The Tesla of the cornfield: Self-driving tractors may be coming to Ohio fields soon
Farmers across Ohio and neighboring states gathered this week to talk about the latest in agriculture innovations at the annual Farm Science Review in London, a town in Central Ohio. This year, automation was top of mind.
Technological advancements are transforming farmers’ tools – including drones that spray pesticides, robots that can milk cows and tractors that drive themselves. This autonomous machinery could help Ohio farmers amid a farming labor shortage.
Ty Higgins, a spokesperson for the Ohio Farm Bureau, said that’s what makes this technology attractive to many producers across the state.
“You talk to about any farmer and they're begging for people to come and work,” Higgins said. “The pay is good. The hours are long, but they're seasonal. Nobody wants to do those types of jobs anymore.”
While automation in other fields sometimes comes with the threat of job loss, many in the agricultural field see it as an opportunity for growth. Scott Shearer, chair of Food, Agricultural and Biological Engineering at Ohio State University, said the rise in ag tech could translate to more specialized jobs in the industry.
“We're going to move away from some of the low-skilled labor jobs in rural America, and hopefully these will be higher paying positions,” said Shearer, who researches ag automation.
Taking the field
Farmers have been talking about self-driving tractors from as far back as 2016. But, Shearer said much has changed since those initial conversations. It used to be small ag start-ups that touted this technology. Now, large corporations like John Deere, CNH Industrial and AGCOhave all announced autonomous tractors.
Although it’s a gradual shift, Shearer said it’s one that’s gaining traction.
“When the big companies get involved, you know that the transition is ongoing, it's active and it's here to stay,” Shearer said.
Most of these products are in test mode, meaning a select few producers are trying out the equipment.
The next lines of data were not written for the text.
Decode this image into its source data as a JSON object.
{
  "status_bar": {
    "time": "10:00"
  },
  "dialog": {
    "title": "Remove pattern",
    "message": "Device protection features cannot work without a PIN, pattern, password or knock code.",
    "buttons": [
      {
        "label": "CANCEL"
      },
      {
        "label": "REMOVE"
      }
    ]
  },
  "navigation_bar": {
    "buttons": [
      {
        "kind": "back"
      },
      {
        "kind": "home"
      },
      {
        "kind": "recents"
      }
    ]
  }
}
For farmers that don’t want to replace their equipment completely, companies have also begun creating add-on kits that can turn existing tractors into autonomous ones.
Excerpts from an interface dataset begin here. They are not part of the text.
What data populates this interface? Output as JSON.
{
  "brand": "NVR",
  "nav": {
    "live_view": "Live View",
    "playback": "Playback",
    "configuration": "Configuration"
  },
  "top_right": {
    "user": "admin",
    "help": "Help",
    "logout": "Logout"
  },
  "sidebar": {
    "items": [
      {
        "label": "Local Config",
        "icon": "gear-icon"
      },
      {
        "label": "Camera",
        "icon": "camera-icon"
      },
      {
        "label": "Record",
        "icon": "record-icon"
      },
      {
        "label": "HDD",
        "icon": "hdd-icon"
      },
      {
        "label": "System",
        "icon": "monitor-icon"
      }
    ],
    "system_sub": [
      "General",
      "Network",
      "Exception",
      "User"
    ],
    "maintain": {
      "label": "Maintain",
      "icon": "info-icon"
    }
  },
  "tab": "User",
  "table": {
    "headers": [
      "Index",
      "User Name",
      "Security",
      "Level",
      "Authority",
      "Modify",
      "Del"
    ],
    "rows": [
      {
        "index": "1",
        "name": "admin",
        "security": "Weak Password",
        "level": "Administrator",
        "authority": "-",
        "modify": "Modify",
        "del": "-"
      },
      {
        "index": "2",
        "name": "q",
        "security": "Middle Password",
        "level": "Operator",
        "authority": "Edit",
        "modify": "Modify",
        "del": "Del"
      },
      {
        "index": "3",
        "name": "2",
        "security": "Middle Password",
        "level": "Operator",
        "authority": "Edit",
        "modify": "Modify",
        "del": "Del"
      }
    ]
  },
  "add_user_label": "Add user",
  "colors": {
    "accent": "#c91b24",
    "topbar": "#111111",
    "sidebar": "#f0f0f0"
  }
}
Some of those, like Sabanto’s, have already hit the marketplace, but Shearer said they still need some human supervision.
“There are still humans in the loop, if you will, but they become more monitors of progress of the equipment,” he said.
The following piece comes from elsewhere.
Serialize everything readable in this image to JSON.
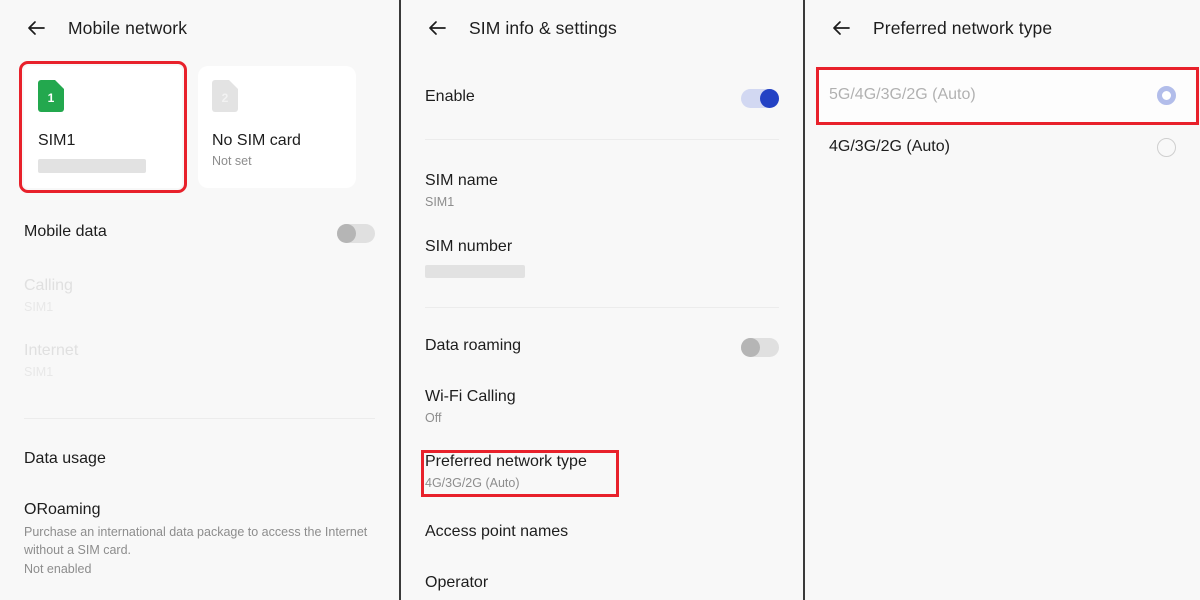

There’s still uncertainty around how much a fully autonomous tractor will cost producers once they hit the market. But, Shearer said he foresees the technology will be accessible for small farms as well as large operations.
Shearer said by removing humans from the mix, ag machinery can get smaller. Once you remove the farmer from the tractor, you can remove the comfort features designed for operators. He said that bodes well for family farms.
“Because you're not necessarily going to have to have a lot of acres to justify owning some of this equipment,” Shearer said.
“People still picture the pitchfork and the red barn. It's not like that anymore. We are in the future in agriculture.”Ty Higgins, Ohio Farm Bureau
Around 97% of Ohio’s farms are family farms, Higgins said. (The Ohio Secretary of State's office puts that figure closer to 90%.) So, making this technology affordable is paramount to its success in the state. Still, Higgins said he’s heard interest from a lot of Ohioans who are curious about the machinery.
“This is very possible. You're going to see a tractor, in the middle of a field, without a driver on it doing everyday tasks,” he said.
Although it’s possible for tractors to drive themselves, they need internet connectivity to do so. With many parts of rural Ohio still without access to broadband, it’s a major roadblock to the technology being adopted.
“We still have a lot of miles to cover and a lot of rural parts of Ohio to cover with rural broadband in order to make this type of technology successful,” Higgins said.
Higgins is hopeful, though. He said, as investments in Ohio’s broadband grow, so can the industry's adoption of autonomy. He said farmers have always been on the cutting-edge of technology – even if they’re not always recognized for it.
“People still picture the pitchfork and the red barn. It's not like that anymore. We are in the future in agriculture.”